"Son of man, those who inherit the ruins of Israel boast "Abraham was one man and he inherited the land; but we are many, and so the land is now given to us as an inheritance"" (Ezekiel 33:24).  Looking at the chapter number and verse number of this verse, when we put the two numbers together, this reads 3324.  For indeed, there are exactly 3,324 years from Tisha B'Av 2449, the date on which the Jews cried like babies, believing the evil report of the Spies who said that it would be impossible for us to conquer the Holy Land, until this past Tisha B'Av in this year 5773 that just passed, when at this time, the evil Obama, along with the evil John Kerry - whom Obama endorsed as the Democratic presidential candidate back on Tisha B'Av 2004 - who has joined the club of pressuring Israel to give in to the "peace" concessions of the Arabs, may both of their names and rememberances be forever be blotted out, are pressuring Israel more than ever, attempting to injure the Gid HaNashe of the Jewish people one more time.  This is aside from the fact that Obama keeps refusing our requests to release Jonathan Pollard, who was born on Tisha B'Av, being imprisoned illegally way beyond the maximum sentence for his one count of giving classified information to an ally nation of four years maximum imprisonment, but has already spent more than 10,000 days in prison for the sole reason of being a Jew.  But what they don't realize is that Abraham, whose name is the Gematria of 248 corresponding to the 248 Mitzvot Aseh (Positive/Performative Commandments) and the 248 limbs of a person, became this name from his original name Abram which was without the letter Hei at first, as a result of performing the BRIT Mila, which will eventually conquer the United States, called in Hebrew Artzot HaBRIT, which is currently the narrator of the verse in Ezekiel.

But the evil politicians of the United States are correct.
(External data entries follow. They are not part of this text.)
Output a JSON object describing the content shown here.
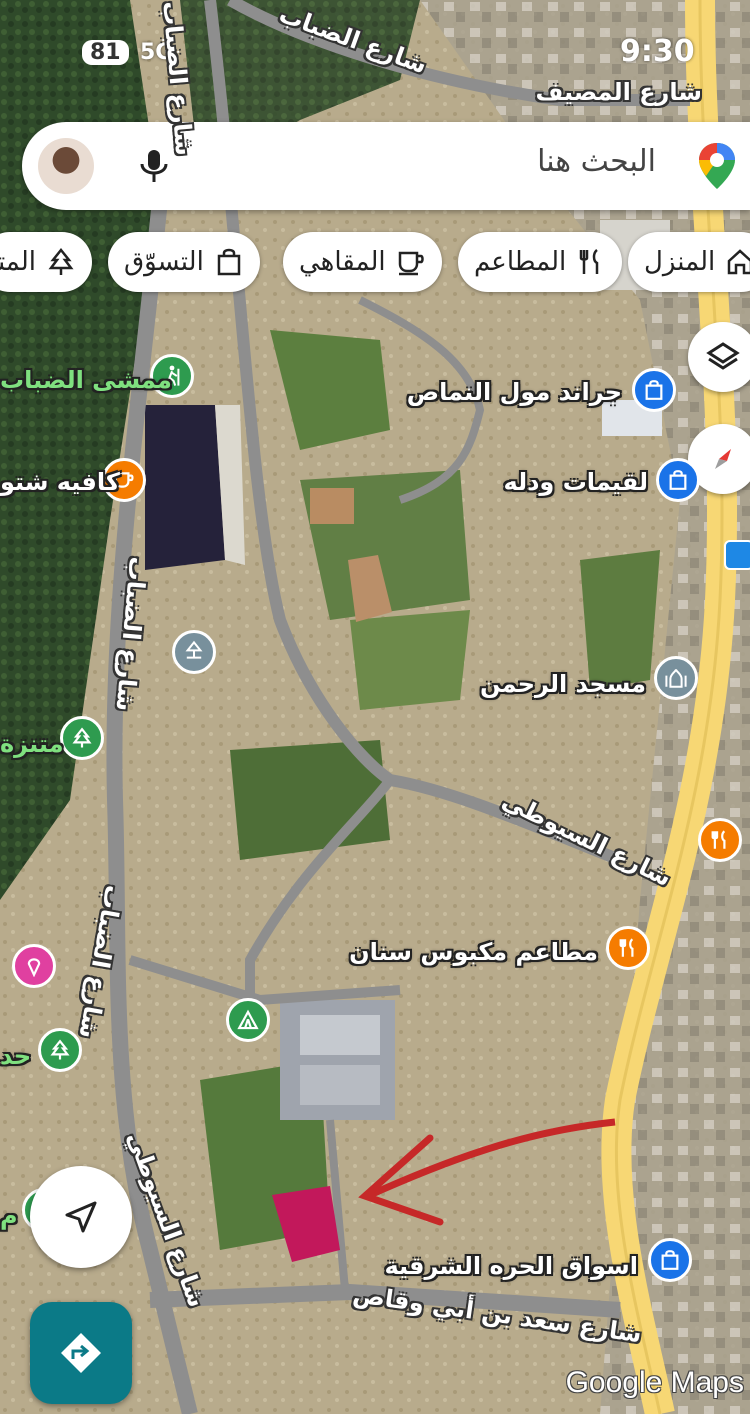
{
  "status_bar": {
    "battery": "81",
    "network": "5G",
    "time": "9:30"
  },
  "search": {
    "placeholder": "البحث هنا"
  },
  "chips": [
    {
      "label": "المنزل",
      "icon": "home-icon"
    },
    {
      "label": "المطاعم",
      "icon": "fork-knife-icon"
    },
    {
      "label": "المقاهي",
      "icon": "coffee-cup-icon"
    },
    {
      "label": "التسوّق",
      "icon": "shopping-bag-icon"
    },
    {
      "label": "المتن",
      "icon": "tree-icon"
    }
  ],
  "places": [
    {
      "name": "جراند مول النماص",
      "category": "shopping",
      "icon": "shopping-bag-icon",
      "color": "#1a73e8"
    },
    {
      "name": "لقيمات ودله",
      "category": "shopping",
      "icon": "shopping-bag-icon",
      "color": "#1a73e8"
    },
    {
      "name": "مسجد الرحمن",
      "category": "mosque",
      "icon": "mosque-icon",
      "color": "#78909c"
    },
    {
      "name": "مطاعم مكبوس سنان",
      "category": "restaurant",
      "icon": "fork-knife-icon",
      "color": "#f57c00"
    },
    {
      "name": "اسواق الحره الشرقية",
      "category": "shopping",
      "icon": "shopping-bag-icon",
      "color": "#1a73e8"
    },
    {
      "name": "ممشى الضباب",
      "category": "hiking",
      "icon": "hiker-icon",
      "color": "#2e9b4f"
    },
    {
      "name": "كافيه شتو",
      "category": "cafe",
      "icon": "coffee-cup-icon",
      "color": "#f57c00"
    },
    {
      "name": "متنزة",
      "category": "park",
      "icon": "tree-icon",
      "color": "#2e9b4f"
    },
    {
      "name": "حد",
      "category": "park",
      "icon": "tree-icon",
      "color": "#2e9b4f"
    },
    {
      "name": "م",
      "category": "park",
      "icon": "tree-icon",
      "color": "#2e9b4f"
    }
  ],
  "roads": [
    {
      "name": "شارع المصيف"
    },
    {
      "name": "شارع الضباب"
    },
    {
      "name": "شارع الضباب"
    },
    {
      "name": "شارع الضباب"
    },
    {
      "name": "شارع الضباب"
    },
    {
      "name": "شارع السيوطي"
    },
    {
      "name": "شارع سعد بن أبي وقاص"
    }
  ],
  "attribution": "Google Maps",
  "colors": {
    "accent": "#1a73e8",
    "directions_button": "#0b7a87",
    "highlight_plot": "#c2185b",
    "arrow": "#c62828"
  }
}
Echad Haya Avraham "Abraham was one".  He is the first ONE who spread the belief in the ONE throughout the known world in his time.  And as Hashem declares "I am the first and I am the last, and besides Me, there is no god" (Isaiah 44:6).  That is, except for the one Elokim (G-d), whose name also begins with an Aleph and ends with a Mem Sophit, Who will at the end of our long Edomite exile, raise up high the spiritual descendants of Abraham, while lowering the nation of Edom, (spiritual) descendants of Esau, whose heel was being held on to by his brother Jacob, father of the twelve tribes of Israel, on their way out of the womb of their mother Rebecca.
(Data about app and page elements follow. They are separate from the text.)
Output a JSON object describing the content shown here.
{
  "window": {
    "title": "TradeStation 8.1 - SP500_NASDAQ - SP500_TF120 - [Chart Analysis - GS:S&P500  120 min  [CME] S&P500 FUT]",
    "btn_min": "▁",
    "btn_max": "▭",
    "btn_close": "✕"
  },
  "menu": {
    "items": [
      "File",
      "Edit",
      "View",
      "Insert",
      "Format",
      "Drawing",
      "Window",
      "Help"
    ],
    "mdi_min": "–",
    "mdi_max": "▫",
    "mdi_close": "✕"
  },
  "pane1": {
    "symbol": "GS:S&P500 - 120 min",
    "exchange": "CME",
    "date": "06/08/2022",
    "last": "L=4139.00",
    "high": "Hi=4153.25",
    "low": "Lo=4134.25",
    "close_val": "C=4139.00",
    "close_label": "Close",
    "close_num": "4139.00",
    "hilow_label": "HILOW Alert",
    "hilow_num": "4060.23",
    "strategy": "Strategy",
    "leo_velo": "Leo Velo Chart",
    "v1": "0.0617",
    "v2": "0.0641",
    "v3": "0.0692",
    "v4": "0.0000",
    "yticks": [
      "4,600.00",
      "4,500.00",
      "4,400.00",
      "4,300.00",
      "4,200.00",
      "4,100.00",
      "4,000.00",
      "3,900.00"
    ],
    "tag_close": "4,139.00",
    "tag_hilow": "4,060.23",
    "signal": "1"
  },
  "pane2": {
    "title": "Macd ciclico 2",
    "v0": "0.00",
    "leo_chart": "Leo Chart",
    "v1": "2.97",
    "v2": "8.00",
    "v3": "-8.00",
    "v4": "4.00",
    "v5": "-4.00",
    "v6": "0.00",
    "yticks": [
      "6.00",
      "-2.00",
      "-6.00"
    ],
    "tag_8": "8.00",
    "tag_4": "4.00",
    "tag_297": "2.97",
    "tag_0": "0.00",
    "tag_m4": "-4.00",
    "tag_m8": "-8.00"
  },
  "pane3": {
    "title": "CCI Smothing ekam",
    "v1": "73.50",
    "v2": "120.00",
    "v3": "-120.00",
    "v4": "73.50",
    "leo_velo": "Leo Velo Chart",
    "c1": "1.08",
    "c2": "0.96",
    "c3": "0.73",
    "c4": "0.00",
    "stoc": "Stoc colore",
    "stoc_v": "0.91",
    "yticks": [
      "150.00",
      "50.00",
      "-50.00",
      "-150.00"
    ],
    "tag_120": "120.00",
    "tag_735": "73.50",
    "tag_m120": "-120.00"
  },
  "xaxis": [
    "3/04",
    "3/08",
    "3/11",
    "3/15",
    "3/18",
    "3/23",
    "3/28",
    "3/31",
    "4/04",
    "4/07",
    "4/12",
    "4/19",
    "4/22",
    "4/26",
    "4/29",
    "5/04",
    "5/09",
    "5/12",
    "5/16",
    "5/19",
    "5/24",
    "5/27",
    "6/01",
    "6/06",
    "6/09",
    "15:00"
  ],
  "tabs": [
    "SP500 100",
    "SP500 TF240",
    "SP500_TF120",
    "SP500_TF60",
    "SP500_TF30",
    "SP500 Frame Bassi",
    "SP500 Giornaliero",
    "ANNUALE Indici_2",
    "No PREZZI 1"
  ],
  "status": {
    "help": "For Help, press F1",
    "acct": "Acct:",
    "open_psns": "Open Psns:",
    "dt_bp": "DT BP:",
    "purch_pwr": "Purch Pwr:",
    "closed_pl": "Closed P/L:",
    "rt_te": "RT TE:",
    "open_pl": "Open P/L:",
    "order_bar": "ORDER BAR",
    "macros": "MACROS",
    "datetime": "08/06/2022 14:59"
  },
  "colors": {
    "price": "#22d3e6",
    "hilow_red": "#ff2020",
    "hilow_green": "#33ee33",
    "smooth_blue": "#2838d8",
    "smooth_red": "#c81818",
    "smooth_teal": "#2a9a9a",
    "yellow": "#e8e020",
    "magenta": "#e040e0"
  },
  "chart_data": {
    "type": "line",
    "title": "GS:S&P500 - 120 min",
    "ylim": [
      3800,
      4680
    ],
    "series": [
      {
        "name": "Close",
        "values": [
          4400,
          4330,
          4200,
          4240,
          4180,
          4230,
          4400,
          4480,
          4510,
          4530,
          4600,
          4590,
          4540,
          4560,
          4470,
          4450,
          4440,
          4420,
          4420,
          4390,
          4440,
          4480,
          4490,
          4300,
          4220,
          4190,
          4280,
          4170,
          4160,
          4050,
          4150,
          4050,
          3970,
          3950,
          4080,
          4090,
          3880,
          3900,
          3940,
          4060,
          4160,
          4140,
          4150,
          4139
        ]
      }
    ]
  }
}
And at the rock bottom of our Jewish history involving Rabbi Akiva, whose name ends with an Aleph, who was murdered by Edom (Rome), whose name begins with an Aleph, while it seemed that Edom had the upper hand over Rabbi Akiva, who was the ultimate representative of the Torah in his day, it was Rabbi Akiva who won out at the end, at least spiritually, with his last breath finishing the first sentence of Shema Yisrael - with the word Echad (One).  To note, this story in the Talmud (Berachot 61), was learned last worldwide in this present 13th cycle of the Daf Yomi, bearing in mind that the word Echad is the Gematria of 13, on the FIRST day of Sukkot, which is represented by Abraham of the Seven Heavenly Guests (Ushpizin) of the seven days of Sukkot.  And bearing in mind of the concept of ONE as especially related to Abraham, the Haftara of the first day of Sukkot includes the verse "Hashem will be King over the whole world, on that day, Hashem will be One, and His name will be One" (Zechariah 14:9), which is quoted by Rashi on his explanation on the sentence of Shema Yisrael which he explains that Hashem Who is our G-d today (as the One G-d today), will be Hashem as One in the future when Hashem will be King over the entire world when everyone will recognize that Hashem is One, the same One who first became news to the world thanks to Abraham, and hasn't changed, even though the world has yet to acknowledge this, but AT THE END of our long exile, the world nations will admit Hashem as ONE, as the ultimate Boss in charge, Who will make it crystal clear beyond the pages of the Bible that Israel belongs to the ONE nation who is called Israel.

12 Av, 5773

No comments: